Itteution of teacher and taught I shall introduce it at once.
Prom II. R. SANFORH, Principal of East Gn.est* Conference Semiranj, .V. Y.
, " Jarvis' Physiology" is received, and fully met our expectations. W immediately
from ISAAC T. GOODNOW, State Superintendent of Kansas pvblithrd in connection
Ufith the " Schttnl Law."
"Jarvis' Physiology," a cnnnnon-sonsc. practical work, with just enough of anat-
omy to understand the physiological portions. The last six pages, on Man's Kecpon
EibUity for his own health, are worth the price of the book.
From D. W. STEVENS, Superintendent Public Schools, Fall River, MOM.
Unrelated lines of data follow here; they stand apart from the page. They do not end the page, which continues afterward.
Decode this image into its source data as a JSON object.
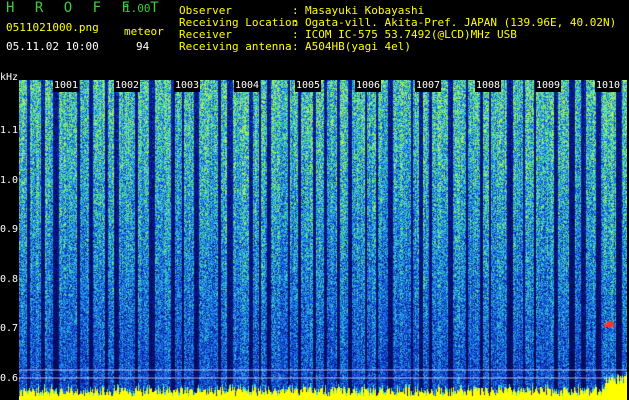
{
  "header": {
    "title": "H R O F F T",
    "version": "1.00",
    "file_name": "0511021000.png",
    "event_label": "meteor",
    "timestamp": "05.11.02 10:00",
    "event_count": "94"
  },
  "station_info": [
    {
      "label": "Observer",
      "value": "Masayuki Kobayashi"
    },
    {
      "label": "Receiving Location",
      "value": "Ogata-vill. Akita-Pref. JAPAN (139.96E, 40.02N)"
    },
    {
      "label": "Receiver",
      "value": "ICOM IC-575 53.7492(@LCD)MHz USB"
    },
    {
      "label": "Receiving antenna",
      "value": "A504HB(yagi 4el)"
    }
  ],
  "axes": {
    "frequency_unit": "kHz",
    "frequency_ticks": [
      "1.1",
      "1.0",
      "0.9",
      "0.8",
      "0.7",
      "0.6"
    ],
    "time_ticks": [
      "1001",
      "1002",
      "1003",
      "1004",
      "1005",
      "1006",
      "1007",
      "1008",
      "1009",
      "1010"
    ]
  },
  "colors": {
    "background": "#000000",
    "header_green": "#3ccf3c",
    "header_yellow": "#ffff00",
    "spectrum_low": "#07126e",
    "spectrum_mid": "#1e7ae0",
    "spectrum_high": "#3cd8b0",
    "echo_red": "#ff3030",
    "trace_yellow": "#ffff00"
  }
}
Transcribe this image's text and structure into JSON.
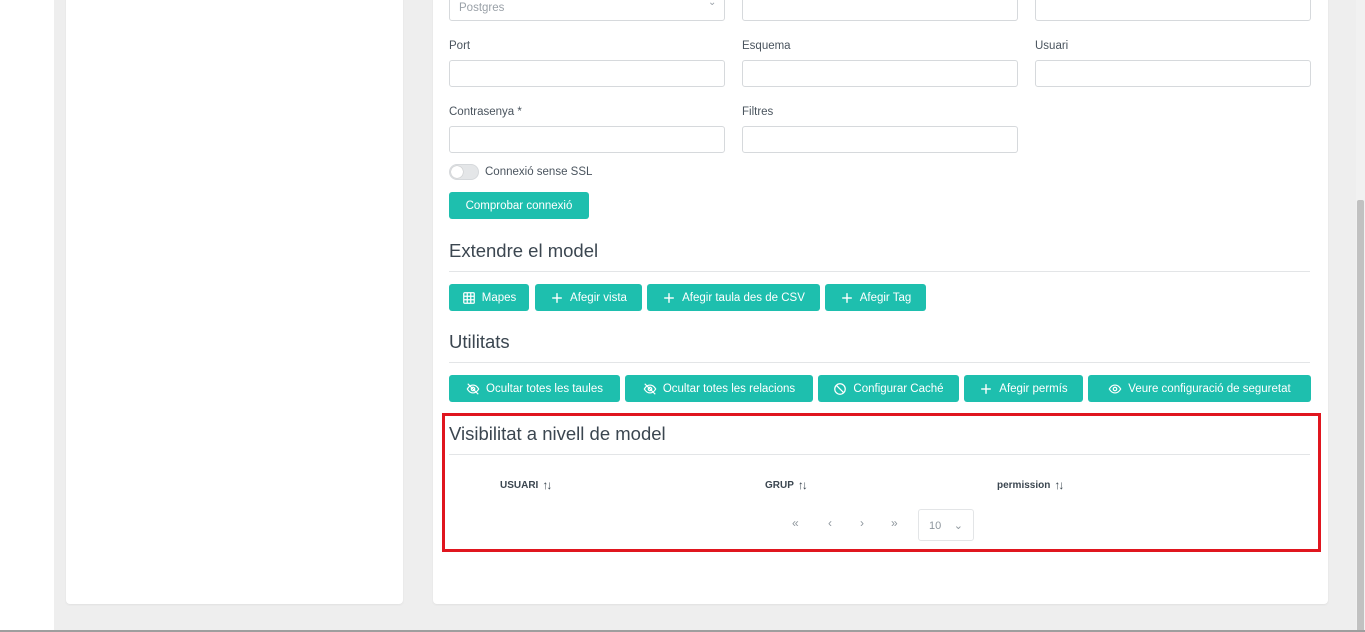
{
  "connection": {
    "engine_value": "Postgres",
    "port_label": "Port",
    "schema_label": "Esquema",
    "user_label": "Usuari",
    "password_label": "Contrasenya *",
    "filters_label": "Filtres",
    "ssl_toggle_label": "Connexió sense SSL",
    "test_button": "Comprobar connexió"
  },
  "extend": {
    "title": "Extendre el model",
    "buttons": {
      "maps": "Mapes",
      "add_view": "Afegir vista",
      "add_csv_table": "Afegir taula des de CSV",
      "add_tag": "Afegir Tag"
    }
  },
  "utilities": {
    "title": "Utilitats",
    "buttons": {
      "hide_tables": "Ocultar totes les taules",
      "hide_relations": "Ocultar totes les relacions",
      "configure_cache": "Configurar Caché",
      "add_permission": "Afegir permís",
      "view_security": "Veure configuració de seguretat"
    }
  },
  "visibility": {
    "title": "Visibilitat a nivell de model",
    "columns": [
      "USUARI",
      "GRUP",
      "permission"
    ],
    "pager": {
      "first": "«",
      "prev": "‹",
      "next": "›",
      "last": "»",
      "page_size": "10"
    }
  },
  "colors": {
    "accent": "#1ebfae",
    "highlight": "#e0161f"
  }
}
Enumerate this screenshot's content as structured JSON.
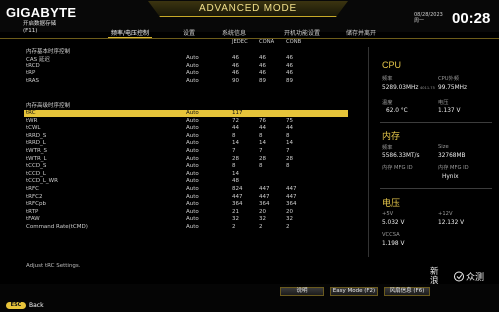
{
  "header": {
    "brand": "GIGABYTE",
    "mode_title": "ADVANCED MODE",
    "date": "08/28/2023",
    "weekday": "周一",
    "time": "00:28"
  },
  "page": {
    "title_line1": "开启数据存储",
    "title_line2": "(F11)"
  },
  "tabs": [
    {
      "label": "频率/电压控制",
      "active": true
    },
    {
      "label": "设置",
      "active": false
    },
    {
      "label": "系统信息",
      "active": false
    },
    {
      "label": "开机功能设置",
      "active": false
    },
    {
      "label": "储存并离开",
      "active": false
    }
  ],
  "columns": [
    "JEDEC",
    "CONA",
    "CONB"
  ],
  "section_basic": "内存基本时序控制",
  "section_adv": "内存高级时序控制",
  "basic_rows": [
    {
      "name": "CAS 延迟",
      "val": "Auto",
      "a": "46",
      "b": "46",
      "c": "46"
    },
    {
      "name": "tRCD",
      "val": "Auto",
      "a": "46",
      "b": "46",
      "c": "46"
    },
    {
      "name": "tRP",
      "val": "Auto",
      "a": "46",
      "b": "46",
      "c": "46"
    },
    {
      "name": "tRAS",
      "val": "Auto",
      "a": "90",
      "b": "89",
      "c": "89"
    }
  ],
  "adv_rows": [
    {
      "name": "tRC",
      "val": "Auto",
      "a": "117",
      "b": "",
      "c": "",
      "selected": true
    },
    {
      "name": "tWR",
      "val": "Auto",
      "a": "72",
      "b": "76",
      "c": "75"
    },
    {
      "name": "tCWL",
      "val": "Auto",
      "a": "44",
      "b": "44",
      "c": "44"
    },
    {
      "name": "tRRD_S",
      "val": "Auto",
      "a": "8",
      "b": "8",
      "c": "8"
    },
    {
      "name": "tRRD_L",
      "val": "Auto",
      "a": "14",
      "b": "14",
      "c": "14"
    },
    {
      "name": "tWTR_S",
      "val": "Auto",
      "a": "7",
      "b": "7",
      "c": "7"
    },
    {
      "name": "tWTR_L",
      "val": "Auto",
      "a": "28",
      "b": "28",
      "c": "28"
    },
    {
      "name": "tCCD_S",
      "val": "Auto",
      "a": "8",
      "b": "8",
      "c": "8"
    },
    {
      "name": "tCCD_L",
      "val": "Auto",
      "a": "14",
      "b": "",
      "c": ""
    },
    {
      "name": "tCCD_L_WR",
      "val": "Auto",
      "a": "48",
      "b": "",
      "c": ""
    },
    {
      "name": "tRFC",
      "val": "Auto",
      "a": "824",
      "b": "447",
      "c": "447"
    },
    {
      "name": "tRFC2",
      "val": "Auto",
      "a": "447",
      "b": "447",
      "c": "447"
    },
    {
      "name": "tRFCpb",
      "val": "Auto",
      "a": "364",
      "b": "364",
      "c": "364"
    },
    {
      "name": "tRTP",
      "val": "Auto",
      "a": "21",
      "b": "20",
      "c": "20"
    },
    {
      "name": "tFAW",
      "val": "Auto",
      "a": "32",
      "b": "32",
      "c": "32"
    },
    {
      "name": "Command Rate(tCMD)",
      "val": "Auto",
      "a": "2",
      "b": "2",
      "c": "2"
    }
  ],
  "hint": "Adjust tRC Settings.",
  "panel": {
    "cpu": {
      "title": "CPU",
      "freq_label": "频率",
      "freq_value": "5289.03MHz",
      "freq_sub": "4011.75",
      "bclk_label": "CPU外频",
      "bclk_value": "99.75MHz",
      "temp_label": "温度",
      "temp_value": "62.0 °C",
      "volt_label": "电压",
      "volt_value": "1.137 V"
    },
    "memory": {
      "title": "内存",
      "freq_label": "频率",
      "freq_value": "5586.33MT/s",
      "size_label": "Size",
      "size_value": "32768MB",
      "mfg_a_label": "内存 MFG ID",
      "mfg_a_value": "",
      "mfg_b_label": "内存 MFG ID",
      "mfg_b_value": "Hynix"
    },
    "voltage": {
      "title": "电压",
      "v5_label": "+5V",
      "v5_value": "5.032 V",
      "v12_label": "+12V",
      "v12_value": "12.132 V",
      "vccsa_label": "VCCSA",
      "vccsa_value": "1.198 V"
    }
  },
  "bottom": {
    "help": "说明",
    "easy_mode": "Easy Mode (F2)",
    "fan_info": "风扇信息 (F6)",
    "esc": "ESC",
    "back": "Back"
  },
  "watermark": {
    "line1": "新",
    "line2": "浪",
    "brand": "众测"
  },
  "colors": {
    "accent": "#e6c43a",
    "gold_text": "#e8c94b",
    "background": "#000000"
  }
}
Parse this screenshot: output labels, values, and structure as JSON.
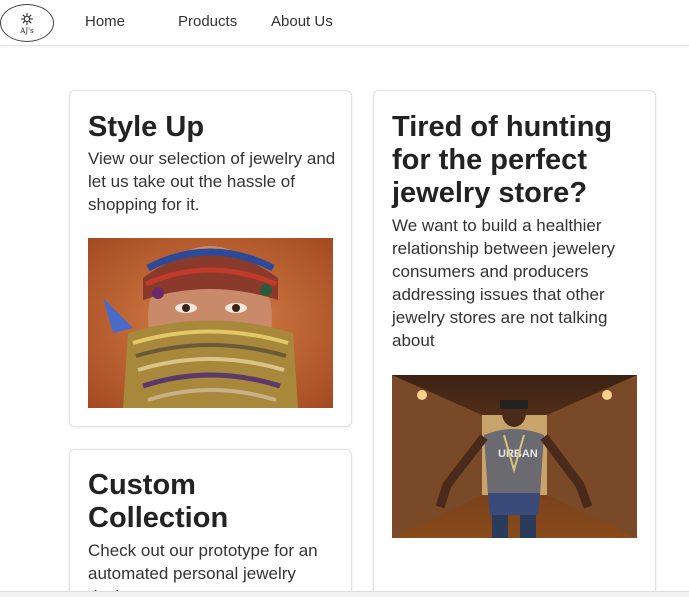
{
  "brand": {
    "logo_text": "AJ's"
  },
  "nav": {
    "items": [
      {
        "label": "Home"
      },
      {
        "label": "Products"
      },
      {
        "label": "About Us"
      }
    ]
  },
  "cards": {
    "style_up": {
      "title": "Style Up",
      "body": "View our selection of jewelry and let us take out the hassle of shopping for it."
    },
    "hunting": {
      "title": "Tired of hunting for the perfect jewelry store?",
      "body": "We want to build a healthier relationship between jewelery consumers and producers addressing issues that other jewelry stores are not talking about"
    },
    "custom": {
      "title": "Custom Collection",
      "body": "Check out our prototype for an automated personal jewelry designer"
    }
  },
  "photo_text": {
    "shirt_print": "URBAN"
  },
  "colors": {
    "nav_border": "#e6e6e6",
    "card_border": "#e2e2e2",
    "text": "#222222"
  }
}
I have examined Jarris' " Physiology and Laws of Health," which you had the
kindness to send to me a short time ago. In my judgment it Is far the best work ol
the kind within my knowledge. It has been adopted as a text-bouk In our public
From HKNBT G. DKNNT, Chairman Book Committee, Bottom, Matt.
The very excellent " Physiology " of D_. Jarvis I had introduced into our High
School, where the study had been temporarily dropped, believing it to be by far the
best work of the kind that had come under my observation; indeed, the reintrodnc-
tion of the study was delayed for some months, because Dr. Jarvis' book could not be
had, and we were unwilling to take any other.
From Psor. A. P. PBABODT, D.D., LL.D., Harvard Un<vtrsity.
I have been in the habit of examining school-books with great care, and I
hesitate not to say that, of all the text-books on Physiology which have been given to
the public. Dr. Jarvis' deserves the first place on the score of accuracy, thoroughness
method, simplicity of statement, and constant reference to topics of practical interact
From JAMES N. TOWUBETD, Superintendent Public Schools, Hudson, A'. Y.
Every human being is appointed to take charge of bis own body ; and of all book*
written upon this subject, I know of none which will so w.-ll prepare one to do this as
"Jarvis' Physiology" that is. in so small a compass of matter. It considers the
pure, simple laws of health paramount to science : and though the work is thoroughly
scientific, it is divested of all cumbrous technicalities, and presents the subject of phy-
sical life in a manner and style reully charming. It is unquestionably the best text*
book on physiology I have ever seen. It is giving great satisfaction in the schools of
this city, where it has been adopted as the standard.
From L. J. SANFOKD, M.D., Prof. Anatomy and Physiology in Yale CotUfft